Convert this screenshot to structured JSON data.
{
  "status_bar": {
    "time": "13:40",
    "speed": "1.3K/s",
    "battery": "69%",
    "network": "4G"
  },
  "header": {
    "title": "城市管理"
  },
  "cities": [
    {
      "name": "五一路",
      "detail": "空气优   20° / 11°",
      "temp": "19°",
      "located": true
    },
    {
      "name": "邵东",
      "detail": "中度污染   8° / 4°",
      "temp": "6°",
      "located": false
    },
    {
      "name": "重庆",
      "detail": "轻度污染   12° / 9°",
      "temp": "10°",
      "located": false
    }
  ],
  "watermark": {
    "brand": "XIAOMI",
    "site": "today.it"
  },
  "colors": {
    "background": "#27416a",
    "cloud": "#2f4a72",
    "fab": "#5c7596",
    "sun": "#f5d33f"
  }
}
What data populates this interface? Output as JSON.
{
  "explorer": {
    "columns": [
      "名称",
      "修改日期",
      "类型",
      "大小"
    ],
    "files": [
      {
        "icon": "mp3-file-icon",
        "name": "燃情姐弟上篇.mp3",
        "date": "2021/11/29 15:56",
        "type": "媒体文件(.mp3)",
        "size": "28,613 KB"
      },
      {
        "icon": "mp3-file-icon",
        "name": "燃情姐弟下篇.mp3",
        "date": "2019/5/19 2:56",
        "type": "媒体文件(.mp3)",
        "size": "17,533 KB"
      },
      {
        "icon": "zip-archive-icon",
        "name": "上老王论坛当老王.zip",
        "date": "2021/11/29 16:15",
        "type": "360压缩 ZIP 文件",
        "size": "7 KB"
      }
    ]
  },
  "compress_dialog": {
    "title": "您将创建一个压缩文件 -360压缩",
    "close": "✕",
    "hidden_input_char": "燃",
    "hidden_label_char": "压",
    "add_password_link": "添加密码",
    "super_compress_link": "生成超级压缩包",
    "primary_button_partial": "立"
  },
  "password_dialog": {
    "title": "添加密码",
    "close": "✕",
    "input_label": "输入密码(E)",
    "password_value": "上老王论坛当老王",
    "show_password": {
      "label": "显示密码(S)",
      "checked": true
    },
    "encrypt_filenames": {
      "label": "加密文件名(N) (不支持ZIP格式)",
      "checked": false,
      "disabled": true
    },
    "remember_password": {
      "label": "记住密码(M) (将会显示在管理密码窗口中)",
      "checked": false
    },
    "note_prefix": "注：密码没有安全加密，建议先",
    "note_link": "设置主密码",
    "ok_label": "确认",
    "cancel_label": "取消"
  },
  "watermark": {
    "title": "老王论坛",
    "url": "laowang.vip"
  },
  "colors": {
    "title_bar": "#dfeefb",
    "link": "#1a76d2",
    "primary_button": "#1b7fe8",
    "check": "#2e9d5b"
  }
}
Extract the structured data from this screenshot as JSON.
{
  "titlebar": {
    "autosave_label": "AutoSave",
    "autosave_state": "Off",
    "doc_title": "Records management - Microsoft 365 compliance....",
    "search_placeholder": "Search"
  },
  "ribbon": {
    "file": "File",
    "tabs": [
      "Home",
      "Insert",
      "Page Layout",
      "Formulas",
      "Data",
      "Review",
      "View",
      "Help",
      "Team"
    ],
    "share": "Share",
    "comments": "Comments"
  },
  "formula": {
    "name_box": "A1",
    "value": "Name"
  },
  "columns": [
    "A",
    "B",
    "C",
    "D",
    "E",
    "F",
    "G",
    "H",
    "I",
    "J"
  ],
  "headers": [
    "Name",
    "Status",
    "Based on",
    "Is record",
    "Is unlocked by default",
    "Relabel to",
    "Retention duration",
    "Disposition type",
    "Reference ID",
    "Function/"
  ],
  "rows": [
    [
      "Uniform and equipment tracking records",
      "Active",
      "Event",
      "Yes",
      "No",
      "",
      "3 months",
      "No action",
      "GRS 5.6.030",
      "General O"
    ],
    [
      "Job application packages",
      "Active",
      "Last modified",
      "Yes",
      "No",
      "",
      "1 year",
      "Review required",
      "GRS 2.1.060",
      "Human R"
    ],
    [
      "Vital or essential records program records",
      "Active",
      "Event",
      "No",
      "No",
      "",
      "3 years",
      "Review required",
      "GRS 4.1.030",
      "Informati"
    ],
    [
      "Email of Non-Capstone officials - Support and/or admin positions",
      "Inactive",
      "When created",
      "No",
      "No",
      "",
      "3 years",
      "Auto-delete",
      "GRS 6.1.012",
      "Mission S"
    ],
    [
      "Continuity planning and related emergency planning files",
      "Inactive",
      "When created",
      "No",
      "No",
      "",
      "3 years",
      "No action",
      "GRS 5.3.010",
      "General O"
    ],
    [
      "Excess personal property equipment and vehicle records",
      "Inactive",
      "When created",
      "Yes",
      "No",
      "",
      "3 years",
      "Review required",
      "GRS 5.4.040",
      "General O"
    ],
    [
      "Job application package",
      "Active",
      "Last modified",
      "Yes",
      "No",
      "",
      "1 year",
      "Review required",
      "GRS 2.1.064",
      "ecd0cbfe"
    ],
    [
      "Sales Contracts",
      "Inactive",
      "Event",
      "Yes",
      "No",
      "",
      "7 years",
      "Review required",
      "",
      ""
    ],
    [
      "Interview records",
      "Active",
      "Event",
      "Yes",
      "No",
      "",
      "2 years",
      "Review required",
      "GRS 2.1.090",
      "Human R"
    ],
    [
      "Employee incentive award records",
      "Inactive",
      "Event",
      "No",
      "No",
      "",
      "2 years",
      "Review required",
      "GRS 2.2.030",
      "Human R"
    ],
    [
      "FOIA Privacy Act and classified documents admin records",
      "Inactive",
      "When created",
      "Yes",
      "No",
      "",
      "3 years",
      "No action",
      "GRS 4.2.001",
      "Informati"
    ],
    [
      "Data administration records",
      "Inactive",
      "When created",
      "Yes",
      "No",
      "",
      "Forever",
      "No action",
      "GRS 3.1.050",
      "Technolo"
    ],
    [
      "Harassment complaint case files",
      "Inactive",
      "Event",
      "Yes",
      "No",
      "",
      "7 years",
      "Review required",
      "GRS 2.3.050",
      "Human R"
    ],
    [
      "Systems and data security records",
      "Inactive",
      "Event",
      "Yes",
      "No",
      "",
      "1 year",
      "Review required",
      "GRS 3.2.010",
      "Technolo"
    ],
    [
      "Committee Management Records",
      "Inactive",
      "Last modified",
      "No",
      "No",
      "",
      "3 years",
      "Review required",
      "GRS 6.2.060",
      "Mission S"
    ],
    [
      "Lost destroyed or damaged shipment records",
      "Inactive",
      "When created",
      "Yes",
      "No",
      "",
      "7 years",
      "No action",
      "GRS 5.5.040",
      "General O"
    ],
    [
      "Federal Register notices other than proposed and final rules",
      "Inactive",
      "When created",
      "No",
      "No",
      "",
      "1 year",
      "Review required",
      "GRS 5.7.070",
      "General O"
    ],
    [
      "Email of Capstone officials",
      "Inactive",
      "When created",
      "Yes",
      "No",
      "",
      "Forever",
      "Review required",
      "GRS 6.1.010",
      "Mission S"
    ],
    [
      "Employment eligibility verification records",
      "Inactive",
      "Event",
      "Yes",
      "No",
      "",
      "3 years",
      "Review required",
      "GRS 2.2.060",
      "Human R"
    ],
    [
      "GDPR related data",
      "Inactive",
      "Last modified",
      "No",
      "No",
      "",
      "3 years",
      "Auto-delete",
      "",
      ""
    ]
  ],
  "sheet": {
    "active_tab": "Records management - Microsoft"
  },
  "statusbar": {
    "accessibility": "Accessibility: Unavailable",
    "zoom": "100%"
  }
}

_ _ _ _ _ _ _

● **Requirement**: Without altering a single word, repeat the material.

● **Result for this exercise**:
Convert this screenshot to structured JSON data.
{
  "status_bar": {
    "time": "13:40",
    "speed": "1.3K/s",
    "battery": "69%",
    "network": "4G"
  },
  "header": {
    "title": "城市管理"
  },
  "cities": [
    {
      "name": "五一路",
      "detail": "空气优   20° / 11°",
      "temp": "19°",
      "located": true
    },
    {
      "name": "邵东",
      "detail": "中度污染   8° / 4°",
      "temp": "6°",
      "located": false
    },
    {
      "name": "重庆",
      "detail": "轻度污染   12° / 9°",
      "temp": "10°",
      "located": false
    }
  ],
  "watermark": {
    "brand": "XIAOMI",
    "site": "today.it"
  },
  "colors": {
    "background": "#27416a",
    "cloud": "#2f4a72",
    "fab": "#5c7596",
    "sun": "#f5d33f"
  }
}
What data populates this interface? Output as JSON.
{
  "explorer": {
    "columns": [
      "名称",
      "修改日期",
      "类型",
      "大小"
    ],
    "files": [
      {
        "icon": "mp3-file-icon",
        "name": "燃情姐弟上篇.mp3",
        "date": "2021/11/29 15:56",
        "type": "媒体文件(.mp3)",
        "size": "28,613 KB"
      },
      {
        "icon": "mp3-file-icon",
        "name": "燃情姐弟下篇.mp3",
        "date": "2019/5/19 2:56",
        "type": "媒体文件(.mp3)",
        "size": "17,533 KB"
      },
      {
        "icon": "zip-archive-icon",
        "name": "上老王论坛当老王.zip",
        "date": "2021/11/29 16:15",
        "type": "360压缩 ZIP 文件",
        "size": "7 KB"
      }
    ]
  },
  "compress_dialog": {
    "title": "您将创建一个压缩文件 -360压缩",
    "close": "✕",
    "hidden_input_char": "燃",
    "hidden_label_char": "压",
    "add_password_link": "添加密码",
    "super_compress_link": "生成超级压缩包",
    "primary_button_partial": "立"
  },
  "password_dialog": {
    "title": "添加密码",
    "close": "✕",
    "input_label": "输入密码(E)",
    "password_value": "上老王论坛当老王",
    "show_password": {
      "label": "显示密码(S)",
      "checked": true
    },
    "encrypt_filenames": {
      "label": "加密文件名(N) (不支持ZIP格式)",
      "checked": false,
      "disabled": true
    },
    "remember_password": {
      "label": "记住密码(M) (将会显示在管理密码窗口中)",
      "checked": false
    },
    "note_prefix": "注：密码没有安全加密，建议先",
    "note_link": "设置主密码",
    "ok_label": "确认",
    "cancel_label": "取消"
  },
  "watermark": {
    "title": "老王论坛",
    "url": "laowang.vip"
  },
  "colors": {
    "title_bar": "#dfeefb",
    "link": "#1a76d2",
    "primary_button": "#1b7fe8",
    "check": "#2e9d5b"
  }
}
Extract the structured data from this screenshot as JSON.
{
  "titlebar": {
    "autosave_label": "AutoSave",
    "autosave_state": "Off",
    "doc_title": "Records management - Microsoft 365 compliance....",
    "search_placeholder": "Search"
  },
  "ribbon": {
    "file": "File",
    "tabs": [
      "Home",
      "Insert",
      "Page Layout",
      "Formulas",
      "Data",
      "Review",
      "View",
      "Help",
      "Team"
    ],
    "share": "Share",
    "comments": "Comments"
  },
  "formula": {
    "name_box": "A1",
    "value": "Name"
  },
  "columns": [
    "A",
    "B",
    "C",
    "D",
    "E",
    "F",
    "G",
    "H",
    "I",
    "J"
  ],
  "headers": [
    "Name",
    "Status",
    "Based on",
    "Is record",
    "Is unlocked by default",
    "Relabel to",
    "Retention duration",
    "Disposition type",
    "Reference ID",
    "Function/"
  ],
  "rows": [
    [
      "Uniform and equipment tracking records",
      "Active",
      "Event",
      "Yes",
      "No",
      "",
      "3 months",
      "No action",
      "GRS 5.6.030",
      "General O"
    ],
    [
      "Job application packages",
      "Active",
      "Last modified",
      "Yes",
      "No",
      "",
      "1 year",
      "Review required",
      "GRS 2.1.060",
      "Human R"
    ],
    [
      "Vital or essential records program records",
      "Active",
      "Event",
      "No",
      "No",
      "",
      "3 years",
      "Review required",
      "GRS 4.1.030",
      "Informati"
    ],
    [
      "Email of Non-Capstone officials - Support and/or admin positions",
      "Inactive",
      "When created",
      "No",
      "No",
      "",
      "3 years",
      "Auto-delete",
      "GRS 6.1.012",
      "Mission S"
    ],
    [
      "Continuity planning and related emergency planning files",
      "Inactive",
      "When created",
      "No",
      "No",
      "",
      "3 years",
      "No action",
      "GRS 5.3.010",
      "General O"
    ],
    [
      "Excess personal property equipment and vehicle records",
      "Inactive",
      "When created",
      "Yes",
      "No",
      "",
      "3 years",
      "Review required",
      "GRS 5.4.040",
      "General O"
    ],
    [
      "Job application package",
      "Active",
      "Last modified",
      "Yes",
      "No",
      "",
      "1 year",
      "Review required",
      "GRS 2.1.064",
      "ecd0cbfe"
    ],
    [
      "Sales Contracts",
      "Inactive",
      "Event",
      "Yes",
      "No",
      "",
      "7 years",
      "Review required",
      "",
      ""
    ],
    [
      "Interview records",
      "Active",
      "Event",
      "Yes",
      "No",
      "",
      "2 years",
      "Review required",
      "GRS 2.1.090",
      "Human R"
    ],
    [
      "Employee incentive award records",
      "Inactive",
      "Event",
      "No",
      "No",
      "",
      "2 years",
      "Review required",
      "GRS 2.2.030",
      "Human R"
    ],
    [
      "FOIA Privacy Act and classified documents admin records",
      "Inactive",
      "When created",
      "Yes",
      "No",
      "",
      "3 years",
      "No action",
      "GRS 4.2.001",
      "Informati"
    ],
    [
      "Data administration records",
      "Inactive",
      "When created",
      "Yes",
      "No",
      "",
      "Forever",
      "No action",
      "GRS 3.1.050",
      "Technolo"
    ],
    [
      "Harassment complaint case files",
      "Inactive",
      "Event",
      "Yes",
      "No",
      "",
      "7 years",
      "Review required",
      "GRS 2.3.050",
      "Human R"
    ],
    [
      "Systems and data security records",
      "Inactive",
      "Event",
      "Yes",
      "No",
      "",
      "1 year",
      "Review required",
      "GRS 3.2.010",
      "Technolo"
    ],
    [
      "Committee Management Records",
      "Inactive",
      "Last modified",
      "No",
      "No",
      "",
      "3 years",
      "Review required",
      "GRS 6.2.060",
      "Mission S"
    ],
    [
      "Lost destroyed or damaged shipment records",
      "Inactive",
      "When created",
      "Yes",
      "No",
      "",
      "7 years",
      "No action",
      "GRS 5.5.040",
      "General O"
    ],
    [
      "Federal Register notices other than proposed and final rules",
      "Inactive",
      "When created",
      "No",
      "No",
      "",
      "1 year",
      "Review required",
      "GRS 5.7.070",
      "General O"
    ],
    [
      "Email of Capstone officials",
      "Inactive",
      "When created",
      "Yes",
      "No",
      "",
      "Forever",
      "Review required",
      "GRS 6.1.010",
      "Mission S"
    ],
    [
      "Employment eligibility verification records",
      "Inactive",
      "Event",
      "Yes",
      "No",
      "",
      "3 years",
      "Review required",
      "GRS 2.2.060",
      "Human R"
    ],
    [
      "GDPR related data",
      "Inactive",
      "Last modified",
      "No",
      "No",
      "",
      "3 years",
      "Auto-delete",
      "",
      ""
    ]
  ],
  "sheet": {
    "active_tab": "Records management - Microsoft"
  },
  "statusbar": {
    "accessibility": "Accessibility: Unavailable",
    "zoom": "100%"
  }
}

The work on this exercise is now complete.